The young woman still looks skeptical, so Lucifer rolls his eyes and lifts his hand up through the air, and as he does so, the crucifix necklace tucked into the prophet’s shirtfront rises of it’s own accord to hover before her face.
“You’re already spoken for, dear. There’s little I could do to you even if I wanted to.”
To his delight, she doesn’t seem frightened, only transfixed as she watches the golden crucifix catch the light.
“Amazing,” She breathes.
“I can do more than that, if you’d like to see,” He murmurs as the crucifix lowers itself into her outstretched palm. “But I’ve got to ask. What gave me away?”
The girl takes a deep breath, her breath turning to steam in the air, then straightens up and examines him more closely. To Lucifer’s surprise she approaches him tentatively and reaches out with a shaky hand to press her fingertips against his chest. As soon as this initial contact is made, all the rest of her fear melts into curiosity, and she began to circle to him, muttering to herself in wonder.
“The shadows don’t sit on you right, and you’re radiating heat, even in this weather. I smelled burning as soon as you walked over here, like a woodfire.”
“When your earthly body is a construction to house your celestial being, you can keep the heat on all the time if you want,” He chuckles. He turns to face her, and her cheeks grow even pinker as she realizes how close they are. Still, she doesn’t draw away, only reaches out to touch the silver serpent pinned to his lapel as though it holds the secrets of his existence.
“Tell me your name,” Lucifer says, and it’s the prophet’s turn to chuckle.
“No, Morningstar, I will not. You have no good use for it.”
Lucifer reaches out to touch her face, and thrills at the electricity of God’s blessing crackling around his fingertips.
“I could call you by it,” He says, and she looks at him with eyes full of wonder. Lucifer leans in to kiss her, their cheeks brushing and breaths mingling, but the girl pulls herself out of his arms suddenly. She does not look frightened or scandalized, only sad.

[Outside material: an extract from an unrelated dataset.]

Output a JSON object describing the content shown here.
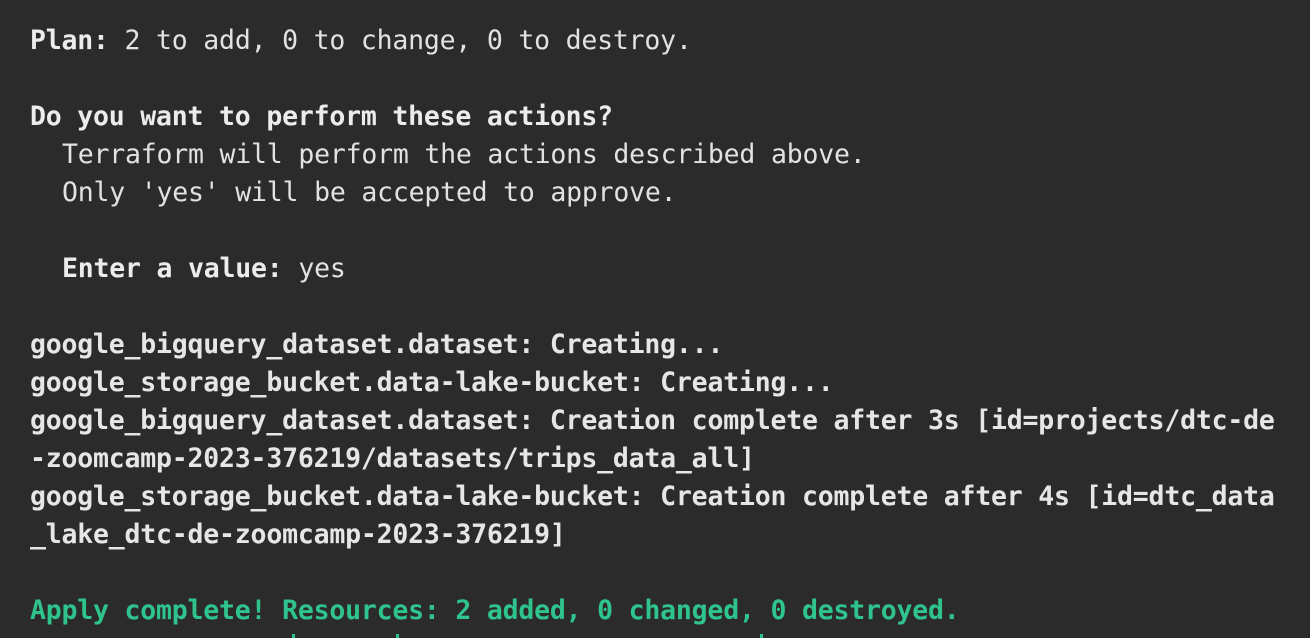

“Why not?” Lucifer asks, and the prophet empties her tips into her pockets and screws her hat back on her head.
“Because you don’t love me. You love He who lives in me. And that is your tragedy.”
He is stunned, too stunned to protest when she kisses his cheek.

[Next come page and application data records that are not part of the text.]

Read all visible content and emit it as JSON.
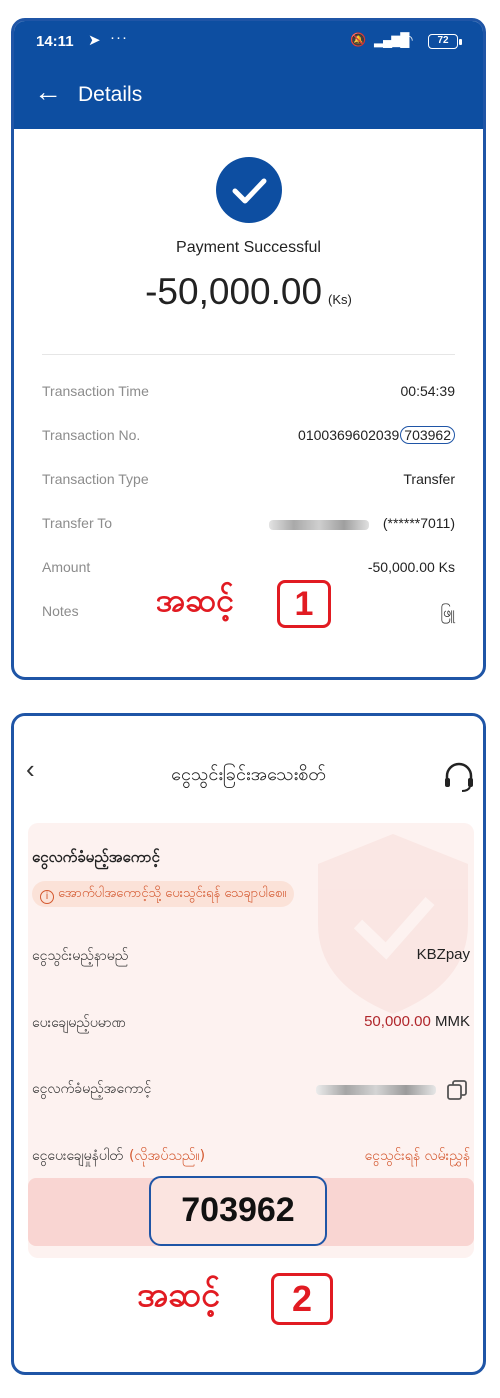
{
  "colors": {
    "brand_blue": "#0d4ea1",
    "step_red": "#e11b22",
    "warn_orange": "#d4582f"
  },
  "panel1": {
    "status_bar": {
      "time": "14:11",
      "send_icon": "send-icon",
      "dots": "···",
      "battery": "72"
    },
    "app_bar": {
      "back_icon": "arrow-left-icon",
      "title": "Details"
    },
    "status_text": "Payment Successful",
    "amount": "-50,000.00",
    "currency": "(Ks)",
    "rows": [
      {
        "label": "Transaction Time",
        "value": "00:54:39"
      },
      {
        "label": "Transaction No.",
        "value_prefix": "0100369602039",
        "value_highlight": "703962"
      },
      {
        "label": "Transaction Type",
        "value": "Transfer"
      },
      {
        "label": "Transfer To",
        "value": "(******7011)"
      },
      {
        "label": "Amount",
        "value": "-50,000.00 Ks"
      },
      {
        "label": "Notes",
        "value": "ဖြူ"
      }
    ],
    "step_label": "အဆင့်",
    "step_number": "1"
  },
  "panel2": {
    "back_icon": "chevron-left-icon",
    "title": "ငွေသွင်းခြင်းအသေးစိတ်",
    "support_icon": "headset-icon",
    "section_title": "ငွေလက်ခံမည့်အကောင့်",
    "warning": "အောက်ပါအကောင့်သို့ ပေးသွင်းရန် သေချာပါစေ။",
    "rows": [
      {
        "label": "ငွေသွင်းမည့်နာမည်",
        "value": "KBZpay"
      },
      {
        "label": "ပေးချေမည့်ပမာဏ",
        "amount": "50,000.00",
        "unit": "MMK"
      },
      {
        "label": "ငွေလက်ခံမည့်အကောင့်",
        "copy_icon": "copy-icon"
      }
    ],
    "notes_label": "ငွေပေးချေမှုနံပါတ်",
    "notes_required": "(လိုအပ်သည်။)",
    "notes_guide": "ငွေသွင်းရန် လမ်းညွှန်",
    "code": "703962",
    "step_label": "အဆင့်",
    "step_number": "2"
  }
}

“You can keep chasing echoes of God’s handiwork or you can surrender yourself to the real thing. It’s your choice. It always has been.”
With that she turns from him and starts down the cobblestone street. As the hymn resumes and then fades behind him, Lucifer curls his fingers into fists, and suddenly, he feels very cold.